After his first grade teacher noticed that the Navigator had behaviors consistent with Asperger’s Syndrome, we had our son privately evaluated.
He was given a battery of tests over the course of several appointments. Since the neuro-psychologist couldn’t easily get in and look directly at his brain, she observed his behavior, including his behavior while taking tests to measure things not directly related to his behavior.
His school evaluated him based in part on surveys given to his teacher and us as his parents, with a lot of questions about his behavior. Then a school psychologist observed him in the classroom.
His autism spectrum diagnosis came from conclusions drawn based on his behavior.
Behavior is important to human beings. We communicate with spoken words, yes, but there is so much communication that takes place along with words or in place of words.
People make conclusions about behavior and base decisions about others based on behavior – decisions about personal safety, personal comfort, cultural affinity, among others.
Imagine observing behavior in a public place. Depending on your cultural context, there might be an expectation of behavior in a public place that includes:
- speaking in a low voice
- walking, not running
- non-distracting behavior and small movements that mirror those around them
Or imagine a basic social situation where people are interacting with each other – there might be an expectation of behavior that includes:
- making eye contact
- shaking hands
- engaging in two-way conversation
When people are in a public place or in a social interaction and expected behavior by another doesn’t take place, some might feel discomfort, disapproval, disrespect, or even fear.
Worse, some might respond out of their disapproval, disrespect or fear, communicating negatively in response.
How might it change people’s discomfort, disapproval, disrespect, or fear if they knew that what they saw as unusual behavior stemmed from autism?
With some on the autism spectrum, any or all of the above expected behavior may or may not happen.
There may be loud vocalization as emotions – excitement, happiness, worry – are processed.
There may be running or spinning or rocking or flapping serving as a way to manage sensory information and emotions.
Eye contact can be intense, even painful, for some on the autism spectrum and many may avoid it.
It doesn’t mean they are not listening, honest, or interested.

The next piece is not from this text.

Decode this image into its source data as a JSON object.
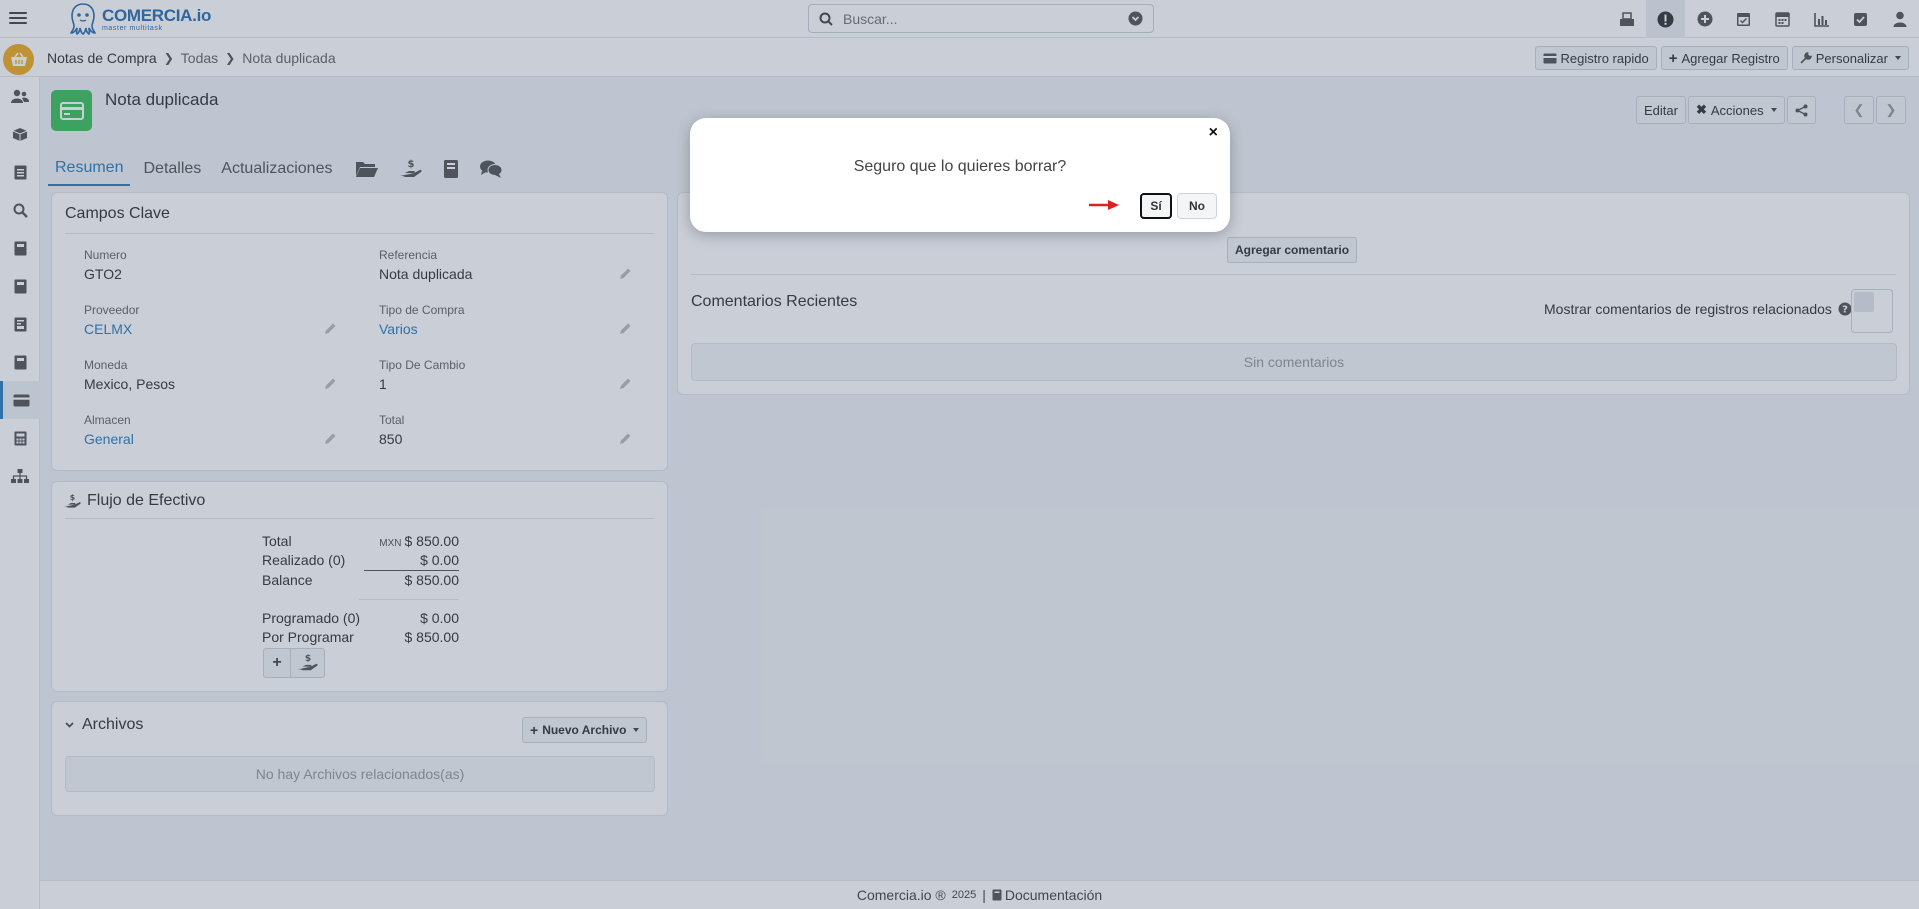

Shaking hands might be avoided too, if someone has sensitivity to touch. It doesn’t mean they don’t respect you or want to interact pleasantly.

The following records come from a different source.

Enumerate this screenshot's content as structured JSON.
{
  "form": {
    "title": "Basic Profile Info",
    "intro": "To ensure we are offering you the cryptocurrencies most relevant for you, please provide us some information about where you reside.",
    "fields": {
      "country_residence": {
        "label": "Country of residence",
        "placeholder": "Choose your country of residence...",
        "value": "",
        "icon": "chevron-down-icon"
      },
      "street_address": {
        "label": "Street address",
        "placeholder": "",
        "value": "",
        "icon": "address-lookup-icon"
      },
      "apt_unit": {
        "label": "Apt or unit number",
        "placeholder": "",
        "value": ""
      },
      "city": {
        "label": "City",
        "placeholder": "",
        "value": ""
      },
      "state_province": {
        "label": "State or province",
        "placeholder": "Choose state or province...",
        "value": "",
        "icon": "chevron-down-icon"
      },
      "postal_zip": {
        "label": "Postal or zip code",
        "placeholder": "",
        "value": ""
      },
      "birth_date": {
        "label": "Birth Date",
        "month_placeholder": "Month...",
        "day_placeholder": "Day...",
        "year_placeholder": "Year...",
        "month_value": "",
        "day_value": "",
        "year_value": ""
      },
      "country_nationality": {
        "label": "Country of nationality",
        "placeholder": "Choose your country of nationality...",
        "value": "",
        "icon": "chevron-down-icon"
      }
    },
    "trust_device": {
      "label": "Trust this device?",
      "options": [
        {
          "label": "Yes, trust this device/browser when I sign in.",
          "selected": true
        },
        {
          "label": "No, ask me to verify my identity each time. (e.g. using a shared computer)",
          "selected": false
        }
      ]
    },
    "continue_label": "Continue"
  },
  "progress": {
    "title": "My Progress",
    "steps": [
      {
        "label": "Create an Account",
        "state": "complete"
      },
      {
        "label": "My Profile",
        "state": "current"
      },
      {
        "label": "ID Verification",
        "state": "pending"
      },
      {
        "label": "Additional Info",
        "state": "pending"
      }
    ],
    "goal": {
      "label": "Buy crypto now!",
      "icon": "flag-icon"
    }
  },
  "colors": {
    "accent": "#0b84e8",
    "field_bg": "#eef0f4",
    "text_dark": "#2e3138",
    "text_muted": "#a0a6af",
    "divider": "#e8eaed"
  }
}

Autistics might also talk a lot about things that interest them, rather than talk about the topic of the conversation.
This could be because they are nervous and sticking with what they know, or are excited and want to share everything they know.
Someone might speak in phrases from television shows or movies that might directly apply to the situation even if you don’t know how.
They may not speak at all, either because they communicate in other ways, or because they experience mutism when feeling strong emotions.
They can still hear you and still understand what you say.
Almost every major faith in the world has similar a rule for how to treat others:
This is the sum of duty: Do not unto others which would cause you pain if done to you – Brahmanism
Hurt not others in ways that you yourself would find hurtful – Buddhism
Do for others what you want them to do for you – Christianity
Surely it is the maxim of loving kindness: Do not unto others that you would not have them do unto you – Confucianism
No one of yours is a believer until he desire for his brother that which he desires for himself – Islam
What is hateful to you, do not do to your fellow men – Judaism
Regard your neighbor’s gain as your own gain, and your neighbor’s loss as your own loss – Taoism
Simply put, if you encounter unusual or unexpected behavior by someone: Don’t judge
Instead, understand you might be seeing autism and have faith that there is a good reason for it:
Assume unto others that unexpected behavior has a good reason